It was Thursday 20th September 2007 and in the early morning came a statement on the Chelsea website: “Chelsea Football Club and José Mourinho have agreed to part company today (Thursday) by mutual consent.”
Before Chelsea fans had even woken up, the news was out and the tears were inevitably flowing. Sad that three glorious years — an era in Chelsea terms — had come to an end. Sad that the constant stream of trophies would end. Sad that this charismatic man would no longer be the manager of this football club, but above all, sad because of the brutality of this act.
A 1-1 draw against Rosenborg proved to be the final straw for Roman Abramovich and his men. It was hardly ghastly, and of the six league matches Mourinho had been manager for at the start of the 2007-2008 season, only one was a loss.
The separation was put down to internal politics. Mourinho, in return for a €20 million compensation package, was to keep quiet for the remainder of the season as he and his backroom staff took an impromptu sabbatical.

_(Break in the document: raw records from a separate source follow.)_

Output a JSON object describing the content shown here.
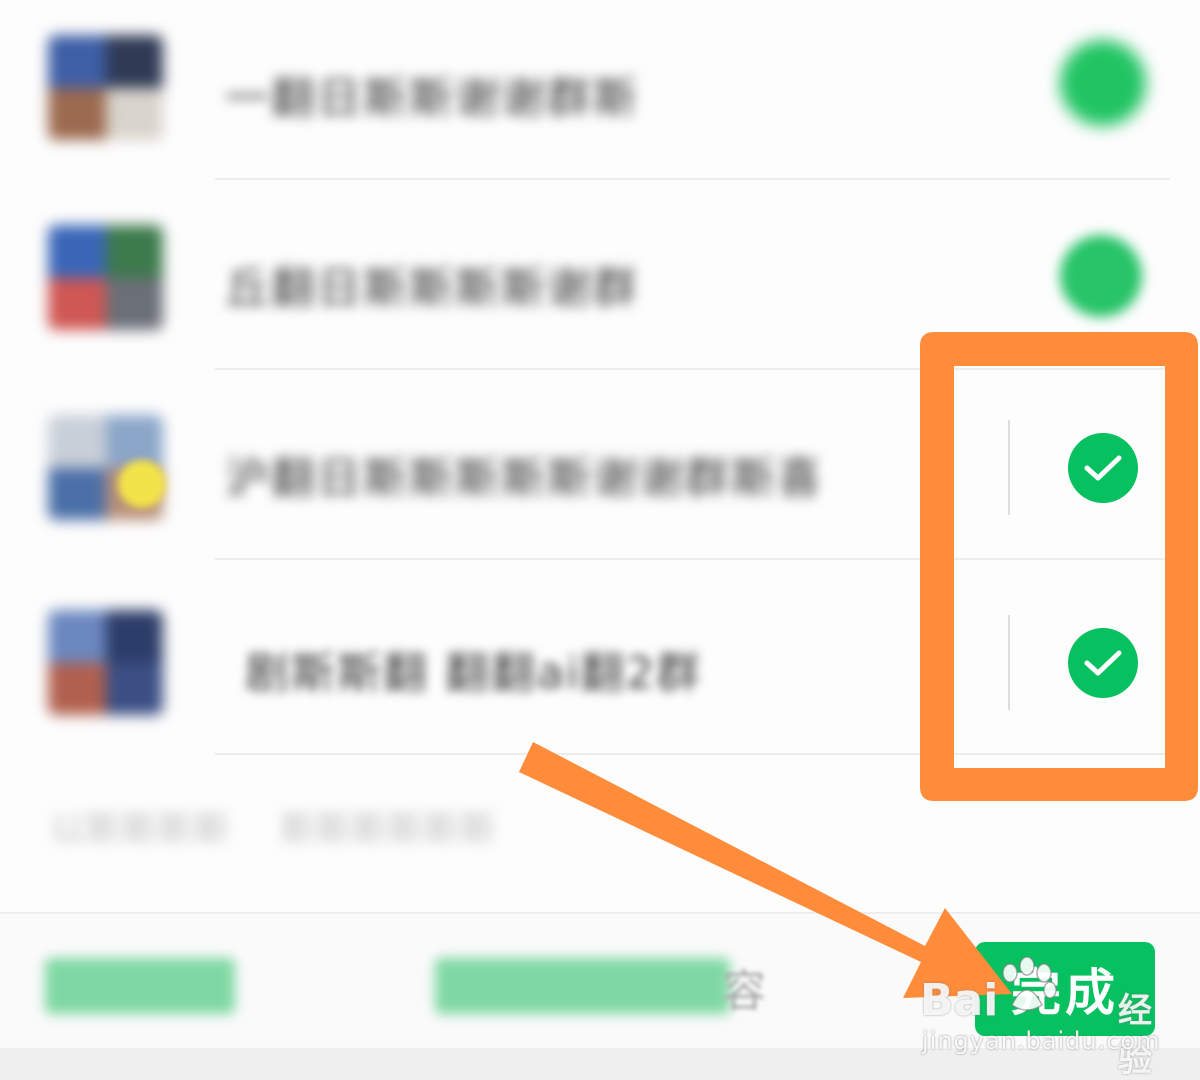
{
  "chats": [
    {
      "name": "一翻日斯斯谢谢群斯",
      "selected": true,
      "blurred": true,
      "avatar_colors": [
        "#3e5fa6",
        "#2f3a55",
        "#9c6a4f",
        "#d9d4cc"
      ]
    },
    {
      "name": "丘翻日斯斯斯斯谢群",
      "selected": true,
      "blurred": true,
      "avatar_colors": [
        "#3a66b8",
        "#3d7a4c",
        "#cf5754",
        "#6b6f78"
      ]
    },
    {
      "name": "沪翻日斯斯斯斯斯谢谢群斯喜",
      "selected": true,
      "blurred": false,
      "avatar_colors": [
        "#c9cfd8",
        "#8ba6c9",
        "#4b6fa8",
        "#b9907a"
      ]
    },
    {
      "name": "剧斯斯翻 翻翻ai翻2群",
      "selected": true,
      "blurred": false,
      "avatar_colors": [
        "#6b87bf",
        "#2d3d69",
        "#b1604e",
        "#3b4f85"
      ]
    }
  ],
  "muted_links": [
    "以斯斯斯斯",
    "斯斯斯斯斯斯"
  ],
  "bottom": {
    "action_tail": "容",
    "done_label": "完成"
  },
  "icons": {
    "check": "check-icon",
    "arrow": "orange-arrow",
    "paw": "baidu-paw-icon"
  },
  "colors": {
    "wechat_green": "#07c160",
    "annotation_orange": "#ff8c3a"
  },
  "watermark": {
    "brand": "Bai",
    "sub": "经验",
    "url": "jingyan.baidu.com"
  }
}
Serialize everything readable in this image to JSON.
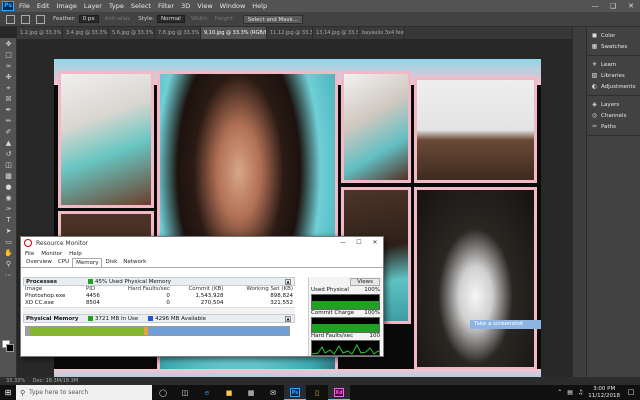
{
  "app": {
    "logo": "Ps"
  },
  "menu": [
    "File",
    "Edit",
    "Image",
    "Layer",
    "Type",
    "Select",
    "Filter",
    "3D",
    "View",
    "Window",
    "Help"
  ],
  "options": {
    "feather_label": "Feather:",
    "feather_value": "0 px",
    "antialias_label": "Anti-alias",
    "style_label": "Style:",
    "style_value": "Normal",
    "width_label": "Width:",
    "height_label": "Height:",
    "select_mask_label": "Select and Mask..."
  },
  "tabs": [
    "1.2.jpg @ 33.3% (R...",
    "3.4.jpg @ 33.3% (R...",
    "5.6.jpg @ 33.3% (R...",
    "7.8.jpg @ 33.3% (R...",
    "9,10.jpg @ 33.3% (RGB/8)",
    "11.12.jpg @ 33.3% (R...",
    "13.14.jpg @ 33.3% (R...",
    "bayaulio 3x4 feet2.psd"
  ],
  "panels": {
    "group1": [
      {
        "icon": "color-icon",
        "label": "Color"
      },
      {
        "icon": "swatches-icon",
        "label": "Swatches"
      }
    ],
    "group2": [
      {
        "icon": "learn-icon",
        "label": "Learn"
      },
      {
        "icon": "libraries-icon",
        "label": "Libraries"
      },
      {
        "icon": "adjustments-icon",
        "label": "Adjustments"
      }
    ],
    "group3": [
      {
        "icon": "layers-icon",
        "label": "Layers"
      },
      {
        "icon": "channels-icon",
        "label": "Channels"
      },
      {
        "icon": "paths-icon",
        "label": "Paths"
      }
    ]
  },
  "status": {
    "zoom": "33.33%",
    "doc": "Doc: 18.3M/18.3M"
  },
  "resource_monitor": {
    "title": "Resource Monitor",
    "menu": [
      "File",
      "Monitor",
      "Help"
    ],
    "tabs": [
      "Overview",
      "CPU",
      "Memory",
      "Disk",
      "Network"
    ],
    "active_tab": "Memory",
    "processes": {
      "title": "Processes",
      "summary": "45% Used Physical Memory",
      "columns": [
        "Image",
        "PID",
        "Hard Faults/sec",
        "Commit (KB)",
        "Working Set (KB)"
      ],
      "rows": [
        [
          "Photoshop.exe",
          "4456",
          "0",
          "1,543,928",
          "898,824"
        ],
        [
          "XD CC.exe",
          "8504",
          "0",
          "270,504",
          "321,552"
        ]
      ]
    },
    "physical_memory": {
      "title": "Physical Memory",
      "in_use": "3721 MB In Use",
      "available": "4296 MB Available"
    },
    "views_label": "Views",
    "graphs": [
      {
        "label": "Used Physical Memory",
        "value": "100%"
      },
      {
        "label": "Commit Charge",
        "value": "100%"
      },
      {
        "label": "Hard Faults/sec",
        "value": "100"
      }
    ]
  },
  "tooltip": "Take a screenshot",
  "taskbar": {
    "search_placeholder": "Type here to search",
    "apps": [
      "Ps",
      "Xd"
    ],
    "clock_time": "3:00 PM",
    "clock_date": "11/12/2018"
  },
  "colors": {
    "ps_bg": "#535353",
    "frame_pink": "#f2b8c6",
    "accent_blue": "#31a8ff",
    "taskbar": "#101010"
  }
}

Avram Grant, the source of much discontent, would take over at the helm as Henk Ten Cate came in as assistant, but Chelsea just could not win without Mourinho. Runners-up in the League Cup, runners-up in the Premier League, but more agonisingly, runners-up in the Champions League spelt the end for Avram Grant also. What would have happened had Jose been there?
It was never going to be easy to keep Mourinho out of the game. The man brought success and life post-Chelsea would start at Inter Milan. The league was won, so too the Supercoppa Italiana. Mourinho was coping just fine, receiving the affection of Italy.
Chelsea, meanwhile, could not move on post-Mourinho. Three managers were turned over in a year: Scolari, Wilkins and Hiddink. The FA Cup was won, but third in the league and the cruelest of Champions League semi-final exits put an end to any more success. Chelsea needed Mourinho more than Mourinho needed Chelsea.
The games continued. Mourinho, having calmed down from his shock exit, referred to Chelsea as “my Chelsea”. His heart was still there. But the pattern continued into the 2009-2010 season. Mourinho showed, in sublime fashion, what Chelsea were missing, winning the Serie A, Coppa Italia and the Champions League. There was no stopping him. Chelsea and Ancelotti recorded the domestic double, but a last-16 exit in Europe’s premier competition would have stung Abramovich.
Chelsea, under Ancelotti, were seemingly moving on from Mourinho. The Italian had a strong first season, but his second proved to be his last. Inter, meanwhile, were struggling also. It is no coincidence that a club deteriorates once Jose leaves. Inter Milan felt the effect: his successor there, Rafa Benitez, was fired before Christmas.
And so it was destination Madrid for Mourinho. The Portuguese manager won the Copa del Rey and promised to topple Barcelona from the helm in his second season. He delivered in emphatic style, setting a new La Liga points record of 100 from the 114 available. Chelsea, meanwhile, were sinking back: Mourinho’s prodigee, Andre Villas-Boas, was to be fired in March. Another caretaker was needed, but success resulted in the Champions League.
Even that elusive trophy would only buy Di Matteo four month’s of time, and Benitez was in and out for the remainder of the season. Mourinho was to endure his “worst” season, winning none of the major Spanish trophies and having key fall-outs with players.
And so to the present day. Six years of waiting. Chelsea had toyed with managers but they have exhausted nearly all options. They now look back to go forward. Expectations will be raised but Mourinho joked this time it will be “even better”. The humour will flow: from the omelettes to the bird flu, the man has an incredible way with the English language. Chelsea are at a time where stability is needed. Mourinho is at a time where he wants to be loved. This second coming will bring tears of happiness to the Chelsea fan, tears of laughter to the media and tears of sheer agony to any rival fans.
Welcome home, Jose. Welcome home.